> **Task directions**
Please read the records below and return each line holding the string "this".

(Dataset excerpts)
----
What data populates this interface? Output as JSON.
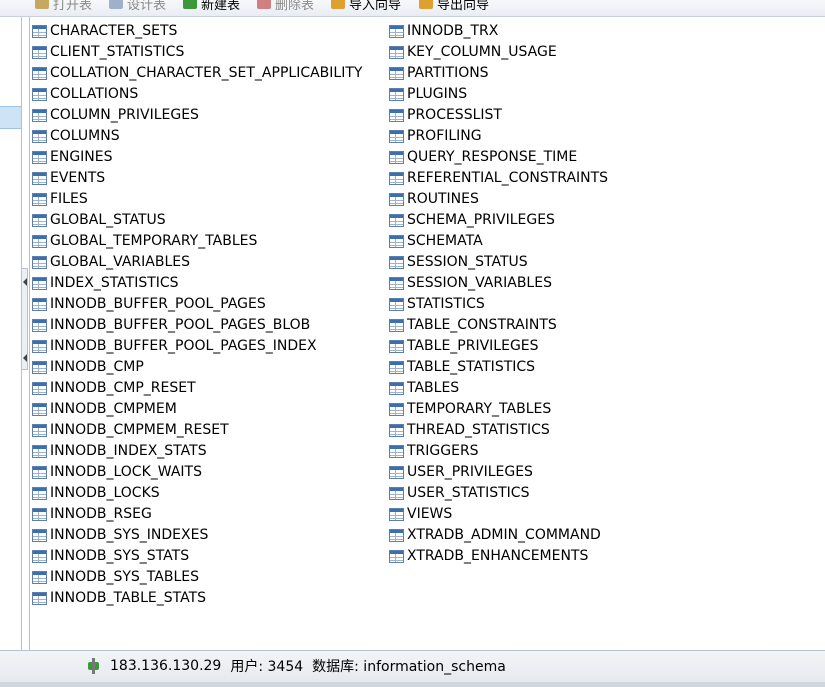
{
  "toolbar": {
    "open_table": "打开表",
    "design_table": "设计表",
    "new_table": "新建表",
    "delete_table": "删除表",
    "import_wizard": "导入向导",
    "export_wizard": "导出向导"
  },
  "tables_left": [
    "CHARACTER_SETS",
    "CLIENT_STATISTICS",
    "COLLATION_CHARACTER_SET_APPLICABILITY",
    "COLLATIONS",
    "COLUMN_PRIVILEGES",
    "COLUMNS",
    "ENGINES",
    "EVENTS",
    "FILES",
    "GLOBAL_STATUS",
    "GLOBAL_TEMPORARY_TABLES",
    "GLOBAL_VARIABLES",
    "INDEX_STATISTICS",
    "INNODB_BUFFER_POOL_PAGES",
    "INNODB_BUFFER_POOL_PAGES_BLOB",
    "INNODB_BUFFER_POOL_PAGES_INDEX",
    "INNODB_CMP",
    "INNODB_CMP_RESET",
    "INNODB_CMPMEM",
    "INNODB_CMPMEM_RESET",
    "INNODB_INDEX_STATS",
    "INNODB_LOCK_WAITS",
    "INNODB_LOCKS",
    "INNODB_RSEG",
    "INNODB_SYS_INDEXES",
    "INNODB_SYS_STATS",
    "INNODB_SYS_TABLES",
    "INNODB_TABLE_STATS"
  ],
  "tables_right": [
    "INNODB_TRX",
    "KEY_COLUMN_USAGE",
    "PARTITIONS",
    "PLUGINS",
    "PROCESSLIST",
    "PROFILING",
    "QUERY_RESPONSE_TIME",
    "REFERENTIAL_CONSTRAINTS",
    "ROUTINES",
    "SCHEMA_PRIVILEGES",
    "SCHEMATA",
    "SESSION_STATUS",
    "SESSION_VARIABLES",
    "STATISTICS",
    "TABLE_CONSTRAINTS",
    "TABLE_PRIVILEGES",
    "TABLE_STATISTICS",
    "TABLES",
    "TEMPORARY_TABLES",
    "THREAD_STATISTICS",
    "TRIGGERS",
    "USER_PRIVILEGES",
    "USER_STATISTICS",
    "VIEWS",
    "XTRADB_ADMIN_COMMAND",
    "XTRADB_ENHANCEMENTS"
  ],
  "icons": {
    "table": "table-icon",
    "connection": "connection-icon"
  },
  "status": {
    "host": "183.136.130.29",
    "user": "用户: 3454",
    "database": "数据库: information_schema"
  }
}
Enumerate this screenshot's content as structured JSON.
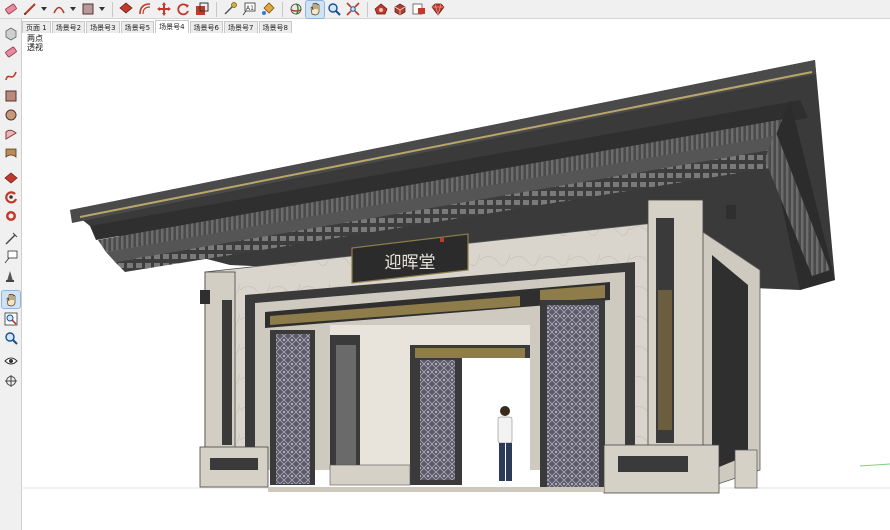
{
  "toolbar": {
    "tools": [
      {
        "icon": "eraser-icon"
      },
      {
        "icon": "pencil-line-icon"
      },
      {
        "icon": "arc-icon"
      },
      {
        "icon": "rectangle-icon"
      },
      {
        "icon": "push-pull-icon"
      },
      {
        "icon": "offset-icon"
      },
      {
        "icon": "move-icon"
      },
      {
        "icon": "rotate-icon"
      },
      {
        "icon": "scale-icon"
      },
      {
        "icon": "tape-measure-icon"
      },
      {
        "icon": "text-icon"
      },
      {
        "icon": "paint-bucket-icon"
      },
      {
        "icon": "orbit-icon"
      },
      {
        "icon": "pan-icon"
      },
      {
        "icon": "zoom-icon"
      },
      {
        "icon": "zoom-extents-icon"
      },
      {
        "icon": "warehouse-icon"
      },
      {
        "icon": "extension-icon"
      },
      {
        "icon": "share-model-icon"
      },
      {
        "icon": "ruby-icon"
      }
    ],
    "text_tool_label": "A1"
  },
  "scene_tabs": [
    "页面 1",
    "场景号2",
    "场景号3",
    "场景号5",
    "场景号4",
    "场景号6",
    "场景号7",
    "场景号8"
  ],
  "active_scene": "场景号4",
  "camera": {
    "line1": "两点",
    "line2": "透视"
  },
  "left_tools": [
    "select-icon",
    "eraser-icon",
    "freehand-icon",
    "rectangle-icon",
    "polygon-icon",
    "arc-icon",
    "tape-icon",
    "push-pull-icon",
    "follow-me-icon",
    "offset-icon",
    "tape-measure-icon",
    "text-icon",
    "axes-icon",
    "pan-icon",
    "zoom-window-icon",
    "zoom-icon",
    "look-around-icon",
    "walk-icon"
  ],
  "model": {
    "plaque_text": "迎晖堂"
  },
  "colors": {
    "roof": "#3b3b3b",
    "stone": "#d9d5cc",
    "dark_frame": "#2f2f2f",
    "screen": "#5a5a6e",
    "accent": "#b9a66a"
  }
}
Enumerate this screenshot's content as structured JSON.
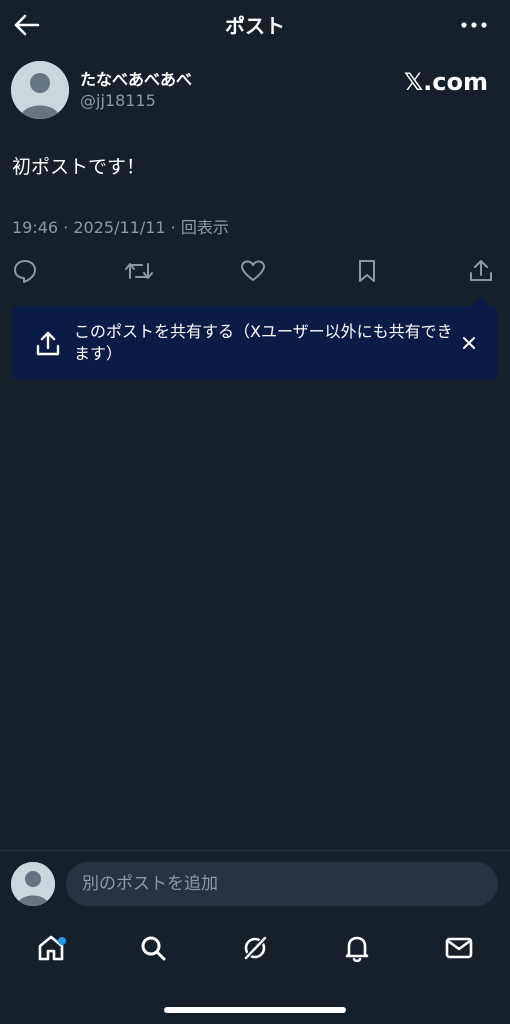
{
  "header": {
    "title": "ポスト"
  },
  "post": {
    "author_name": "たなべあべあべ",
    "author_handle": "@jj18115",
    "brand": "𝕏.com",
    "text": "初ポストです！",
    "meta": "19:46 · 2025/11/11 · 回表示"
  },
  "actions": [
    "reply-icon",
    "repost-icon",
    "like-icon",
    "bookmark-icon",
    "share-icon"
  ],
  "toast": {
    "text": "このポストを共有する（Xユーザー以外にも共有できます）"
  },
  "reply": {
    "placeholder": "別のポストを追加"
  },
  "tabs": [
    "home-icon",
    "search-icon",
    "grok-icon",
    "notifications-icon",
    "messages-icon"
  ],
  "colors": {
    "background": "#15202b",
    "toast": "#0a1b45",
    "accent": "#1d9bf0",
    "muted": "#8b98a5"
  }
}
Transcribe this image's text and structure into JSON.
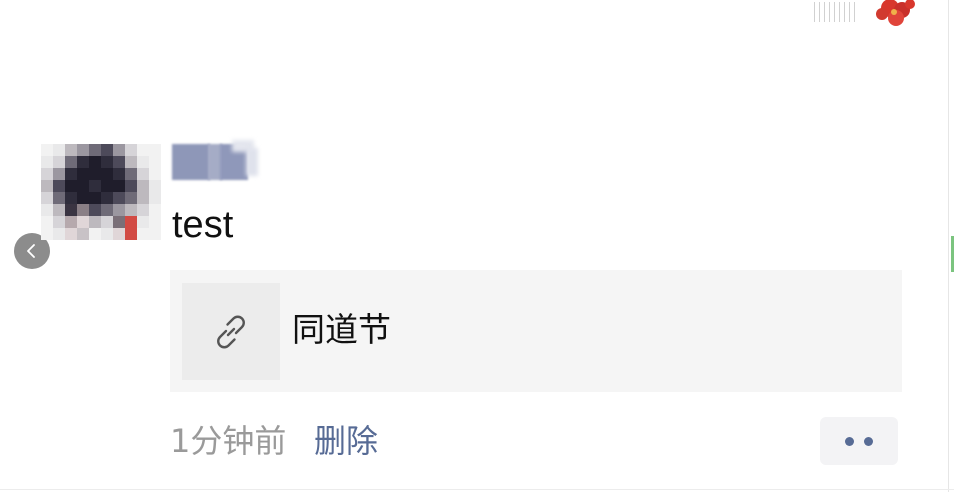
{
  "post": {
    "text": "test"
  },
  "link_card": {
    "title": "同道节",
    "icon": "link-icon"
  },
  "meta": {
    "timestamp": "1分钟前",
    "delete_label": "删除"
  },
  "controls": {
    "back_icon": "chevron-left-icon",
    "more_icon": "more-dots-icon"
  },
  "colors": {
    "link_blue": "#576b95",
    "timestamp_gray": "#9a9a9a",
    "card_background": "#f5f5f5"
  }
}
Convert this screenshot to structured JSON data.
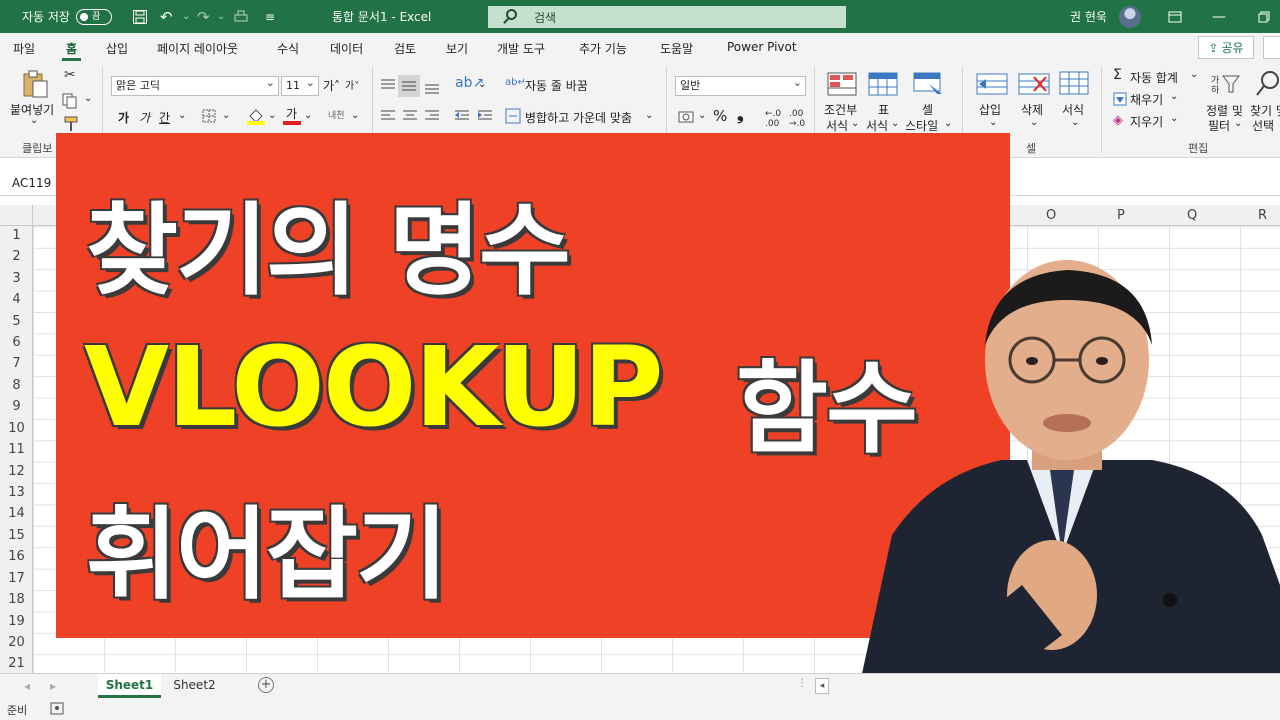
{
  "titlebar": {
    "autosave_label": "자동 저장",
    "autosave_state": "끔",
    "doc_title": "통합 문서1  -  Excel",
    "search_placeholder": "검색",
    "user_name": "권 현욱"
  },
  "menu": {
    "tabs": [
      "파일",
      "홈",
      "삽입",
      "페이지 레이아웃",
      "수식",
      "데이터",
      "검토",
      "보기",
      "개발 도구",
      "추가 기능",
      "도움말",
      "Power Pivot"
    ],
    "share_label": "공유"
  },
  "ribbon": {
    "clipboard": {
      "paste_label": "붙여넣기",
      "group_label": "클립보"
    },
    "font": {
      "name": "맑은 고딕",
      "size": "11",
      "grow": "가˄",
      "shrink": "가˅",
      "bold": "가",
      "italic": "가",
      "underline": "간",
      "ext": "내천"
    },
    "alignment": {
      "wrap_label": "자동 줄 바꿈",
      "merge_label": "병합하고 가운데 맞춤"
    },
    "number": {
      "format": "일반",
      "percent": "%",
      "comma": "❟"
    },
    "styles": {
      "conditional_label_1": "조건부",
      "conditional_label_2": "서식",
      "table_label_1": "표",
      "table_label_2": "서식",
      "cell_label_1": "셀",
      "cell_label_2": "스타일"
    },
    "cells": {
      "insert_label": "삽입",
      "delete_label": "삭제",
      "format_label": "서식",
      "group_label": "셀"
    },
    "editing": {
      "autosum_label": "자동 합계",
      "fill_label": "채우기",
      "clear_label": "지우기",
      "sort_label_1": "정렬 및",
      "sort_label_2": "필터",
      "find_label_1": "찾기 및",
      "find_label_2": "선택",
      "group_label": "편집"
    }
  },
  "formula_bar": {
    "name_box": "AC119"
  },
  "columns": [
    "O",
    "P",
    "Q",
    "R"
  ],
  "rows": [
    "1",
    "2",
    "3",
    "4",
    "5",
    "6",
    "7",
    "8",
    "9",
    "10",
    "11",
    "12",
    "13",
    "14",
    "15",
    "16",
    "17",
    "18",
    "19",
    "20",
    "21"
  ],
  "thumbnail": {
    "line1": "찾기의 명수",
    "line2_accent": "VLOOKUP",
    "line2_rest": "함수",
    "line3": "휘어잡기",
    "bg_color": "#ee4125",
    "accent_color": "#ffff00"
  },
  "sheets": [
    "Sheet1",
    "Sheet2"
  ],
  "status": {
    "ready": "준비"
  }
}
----
> **Task result**
What data populates this interface? Output as JSON.
Enumerate this screenshot's content as structured JSON.
Enumerate this screenshot's content as structured JSON.
Transcribe this image's text and structure into JSON.
Convert this screenshot to structured JSON data.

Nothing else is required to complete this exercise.